By Maria Rocha-Buschel
All plastic carryout bags will be banned in stores throughout New York State starting on March 1. Under the new law, which passed last March, plastic carryout bags will not be distributed to consumers at any businesses that collect New York State sales tax, and stores will be implementing a five-cent paper carry-out bag fee.
The five-cent fee on paper bags will not apply to SNAP (Supplemental Nutrition Assistance Program) and WIC (Women, Infants, and Children) recipients and all consumers are encouraged to bring their own bags to reduce waste. Film plastics will still be used on items such as bread bags, cases of water, paper towels and other similar items, and customers are encouraged to recycle those items at participating retailers.
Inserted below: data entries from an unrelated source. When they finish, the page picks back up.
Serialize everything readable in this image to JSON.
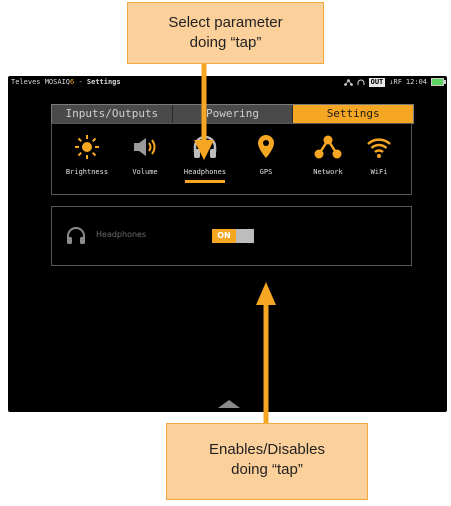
{
  "statusbar": {
    "brand": "Televes MOSAIQ",
    "brand_suffix": "6",
    "separator": " - ",
    "section": "Settings",
    "out_badge": "OUT",
    "rf_label": "↓RF",
    "time": "12:04"
  },
  "tabs": [
    {
      "label": "Inputs/Outputs",
      "active": false
    },
    {
      "label": "Powering",
      "active": false
    },
    {
      "label": "Settings",
      "active": true
    }
  ],
  "params": [
    {
      "label": "Brightness",
      "icon": "sun-icon"
    },
    {
      "label": "Volume",
      "icon": "speaker-icon"
    },
    {
      "label": "Headphones",
      "icon": "headphones-icon",
      "selected": true
    },
    {
      "label": "GPS",
      "icon": "location-pin-icon"
    },
    {
      "label": "Network",
      "icon": "network-icon"
    },
    {
      "label": "WiFi",
      "icon": "wifi-icon"
    }
  ],
  "option": {
    "label": "Headphones",
    "toggle_state": "ON"
  },
  "callouts": {
    "top": {
      "line1": "Select parameter",
      "line2": "doing “tap”"
    },
    "bottom": {
      "line1": "Enables/Disables",
      "line2": "doing “tap”"
    }
  },
  "colors": {
    "accent": "#f5a623",
    "callout_fill": "#fcd09b",
    "screen_bg": "#000000"
  }
}
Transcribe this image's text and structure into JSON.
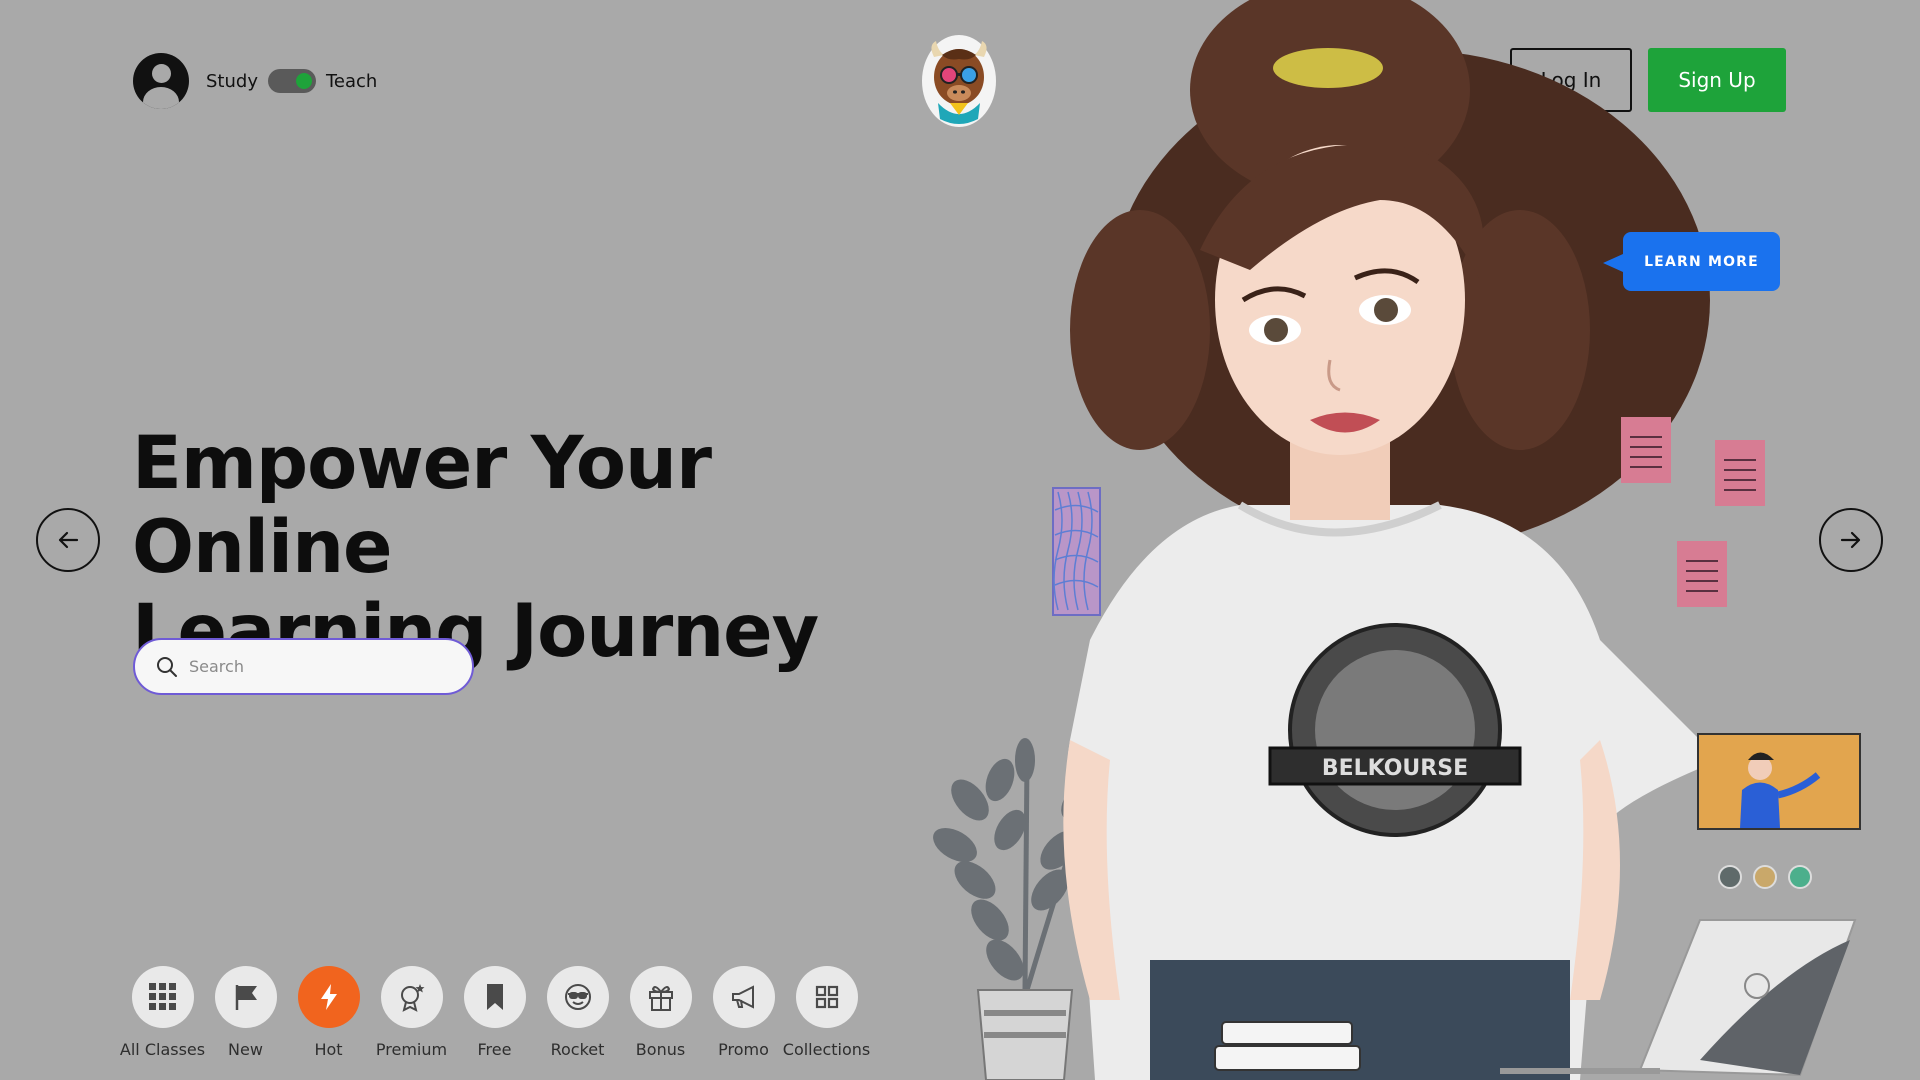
{
  "header": {
    "mode_left_label": "Study",
    "mode_right_label": "Teach",
    "login_label": "Log In",
    "signup_label": "Sign Up"
  },
  "hero": {
    "title_line1": "Empower Your Online",
    "title_line2": "Learning Journey",
    "search_placeholder": "Search",
    "cta_label": "LEARN MORE"
  },
  "categories": [
    {
      "label": "All Classes",
      "icon": "grid-icon",
      "active": false
    },
    {
      "label": "New",
      "icon": "flag-icon",
      "active": false
    },
    {
      "label": "Hot",
      "icon": "lightning-icon",
      "active": true
    },
    {
      "label": "Premium",
      "icon": "badge-star-icon",
      "active": false
    },
    {
      "label": "Free",
      "icon": "bookmark-icon",
      "active": false
    },
    {
      "label": "Rocket",
      "icon": "sunglasses-face-icon",
      "active": false
    },
    {
      "label": "Bonus",
      "icon": "gift-icon",
      "active": false
    },
    {
      "label": "Promo",
      "icon": "megaphone-icon",
      "active": false
    },
    {
      "label": "Collections",
      "icon": "collection-grid-icon",
      "active": false
    }
  ],
  "theme_dots": [
    "#5f6a6a",
    "#c9a86a",
    "#4caf8c"
  ],
  "colors": {
    "background": "#a9a9a9",
    "signup": "#1ea33a",
    "cta": "#1a72ee",
    "active_category": "#f1641e",
    "search_border": "#6f5bd6"
  }
}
There are still some bags that are exempt from the law and can still be distributed to customers under limited circumstances, including produce bags for fruits and vegetables and bags used by pharmacies for prescription drugs.
State Senator Brad Hoylman and Assemblymember Harvey Epstein were both cosponsors of bills that passed in the state legislature last year banning single-use plastic bags, and the elected officials penned an op-ed for Town & Village last week, outlining the ban’s importance for the environment.
“This new law is an important step in our efforts to clean up our city and address the ongoing climate crisis,” the legislators wrote. “It’s time to end our throw-away attitude on plastic bags and move to a more sustainable future for consumers and the environment alike.”
New York City initially passed a law in 2017 that would have implemented a five-cent fee on plastic bags, but the effort was blocked at the last minute by Governor Andrew Cuomo, who later announced a task force on the effect of plastic bags and a statewide effort to ban them.
Councilmember Keith Powers’ office will offer reusable bags during the next mobile office hours at the Stuyvesant Town Community Center on Thursday, February 27 from noon to 2 p.m.